  • The gable end piece in Cardean Street by Fraser Gray and Martin McGuinnes.

  • The gable end piece in Cardean Street by Fraser Gray and Martin McGuinnes in progress.

  • The gable end piece in Cardean Street by Fraser Gray and Martin McGuinnes in progress.

  • The gable end piece in Cardean Street by Fraser Gray and Martin McGuinnes in progress.

  • The gable end piece in Cardean Street by Fraser Gray and Martin McGuinnes in progress.

  • The gable end piece in Cardean Street by Fraser Gray and Martin McGuinnes in progress.

  • The gable end piece in Cardean Street by Fraser Gray and Martin McGuinnes.

The second mural is still in its’ infancy but we’re investigating walls in the Hilltown area and looking to work with community groups there to help define the content. There’s enough funding to create a large gable end wall, and the artist will be Zoe Gibson whose work is incredibly fun, vibrant and colourful. Perfect for large-scale!

There’s loads more still to come for Open/Close. A funding application is in to create 20 new artworks throughout the city centre. The aim is that you won’t be able to walk down a single alleyway or close without encountering a piece.

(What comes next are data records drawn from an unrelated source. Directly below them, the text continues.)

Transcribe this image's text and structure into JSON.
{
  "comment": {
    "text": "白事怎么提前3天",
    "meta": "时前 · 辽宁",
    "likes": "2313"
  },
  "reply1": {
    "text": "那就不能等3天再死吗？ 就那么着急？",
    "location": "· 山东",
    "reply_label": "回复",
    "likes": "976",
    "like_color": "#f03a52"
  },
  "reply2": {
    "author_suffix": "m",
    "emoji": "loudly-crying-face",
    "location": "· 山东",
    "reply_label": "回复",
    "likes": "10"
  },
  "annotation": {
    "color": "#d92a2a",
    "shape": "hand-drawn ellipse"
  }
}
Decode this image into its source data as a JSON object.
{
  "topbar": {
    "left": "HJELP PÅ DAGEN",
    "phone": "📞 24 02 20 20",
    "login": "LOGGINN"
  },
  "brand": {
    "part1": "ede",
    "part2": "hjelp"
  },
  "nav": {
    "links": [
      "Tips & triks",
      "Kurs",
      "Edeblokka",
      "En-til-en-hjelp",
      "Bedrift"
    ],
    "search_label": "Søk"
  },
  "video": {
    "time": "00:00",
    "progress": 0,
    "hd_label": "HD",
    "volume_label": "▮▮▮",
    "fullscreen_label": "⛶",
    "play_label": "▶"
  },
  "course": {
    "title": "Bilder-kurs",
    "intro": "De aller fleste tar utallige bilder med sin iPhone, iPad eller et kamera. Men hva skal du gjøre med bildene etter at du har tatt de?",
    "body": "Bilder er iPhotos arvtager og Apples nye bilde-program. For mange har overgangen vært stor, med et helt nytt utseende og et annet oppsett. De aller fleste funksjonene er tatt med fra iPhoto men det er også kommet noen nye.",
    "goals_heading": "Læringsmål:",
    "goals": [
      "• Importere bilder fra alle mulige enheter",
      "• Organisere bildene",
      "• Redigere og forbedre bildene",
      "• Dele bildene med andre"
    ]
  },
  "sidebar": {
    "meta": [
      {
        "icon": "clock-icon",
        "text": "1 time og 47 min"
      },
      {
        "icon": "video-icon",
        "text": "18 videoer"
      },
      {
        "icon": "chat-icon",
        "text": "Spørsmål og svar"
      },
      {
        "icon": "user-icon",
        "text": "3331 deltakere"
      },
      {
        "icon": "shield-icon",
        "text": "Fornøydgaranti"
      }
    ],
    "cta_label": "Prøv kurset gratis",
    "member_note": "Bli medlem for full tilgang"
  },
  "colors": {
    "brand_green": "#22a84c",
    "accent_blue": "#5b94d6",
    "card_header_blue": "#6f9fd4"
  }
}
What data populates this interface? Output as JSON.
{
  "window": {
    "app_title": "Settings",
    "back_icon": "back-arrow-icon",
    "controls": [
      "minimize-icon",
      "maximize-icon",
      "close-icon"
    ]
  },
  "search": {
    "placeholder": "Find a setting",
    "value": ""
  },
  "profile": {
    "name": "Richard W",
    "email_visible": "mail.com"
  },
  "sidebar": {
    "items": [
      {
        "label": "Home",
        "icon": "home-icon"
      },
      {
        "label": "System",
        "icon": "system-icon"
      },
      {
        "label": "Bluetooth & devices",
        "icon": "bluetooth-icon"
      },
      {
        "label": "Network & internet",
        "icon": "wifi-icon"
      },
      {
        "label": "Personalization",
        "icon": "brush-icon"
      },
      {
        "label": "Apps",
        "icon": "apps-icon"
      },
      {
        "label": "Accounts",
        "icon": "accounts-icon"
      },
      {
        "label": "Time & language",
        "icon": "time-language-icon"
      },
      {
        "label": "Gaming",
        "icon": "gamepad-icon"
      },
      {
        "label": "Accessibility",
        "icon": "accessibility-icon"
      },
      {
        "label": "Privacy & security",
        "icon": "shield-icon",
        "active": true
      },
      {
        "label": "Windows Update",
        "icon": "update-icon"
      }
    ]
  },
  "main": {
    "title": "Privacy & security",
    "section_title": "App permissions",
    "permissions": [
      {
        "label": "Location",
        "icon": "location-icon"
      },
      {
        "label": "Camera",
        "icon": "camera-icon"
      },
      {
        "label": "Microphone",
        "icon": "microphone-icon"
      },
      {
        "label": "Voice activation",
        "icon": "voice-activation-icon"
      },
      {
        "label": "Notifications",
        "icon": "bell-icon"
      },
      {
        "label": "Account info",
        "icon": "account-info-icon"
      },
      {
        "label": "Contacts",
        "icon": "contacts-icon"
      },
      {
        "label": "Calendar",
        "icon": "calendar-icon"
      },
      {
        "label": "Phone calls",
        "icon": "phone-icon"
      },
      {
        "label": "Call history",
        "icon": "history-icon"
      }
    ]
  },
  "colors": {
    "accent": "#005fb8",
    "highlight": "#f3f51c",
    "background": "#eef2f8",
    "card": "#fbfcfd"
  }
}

I’m really chuffed that the project has not only engaged local communities but inspired them to reach out to us and get involved. The community in Stobswell were the ones whose idea it was to bring Open/Close to the area. We were holding an artists’ market to celebrate the city centre trail launch when Colin Clement (chair of the Stobswell Forum) asked me if Stobswell could have a trail too. The group was instrumental in organising funding, finding doors, talking to businesses and judging submissions. Pretty much everything!

It’s fantastic to have this kind of local support. It means the community has ownership of the project too. Like when a couple of doors were vandalised, the Forum found funding to fix them. It’s exactly this kind of ownership of the city that Open/Close is trying to foster, and I hope we can keep working with groups across Dundee to make this happen even more.

Russell Pepper is the director of Open/Close, a community interest company with the goal of supporting artists, communities and creativity in Dundee by creating artworks and installations throughout the city.

Photography by Kathryn Rattray (unless otherwise stated).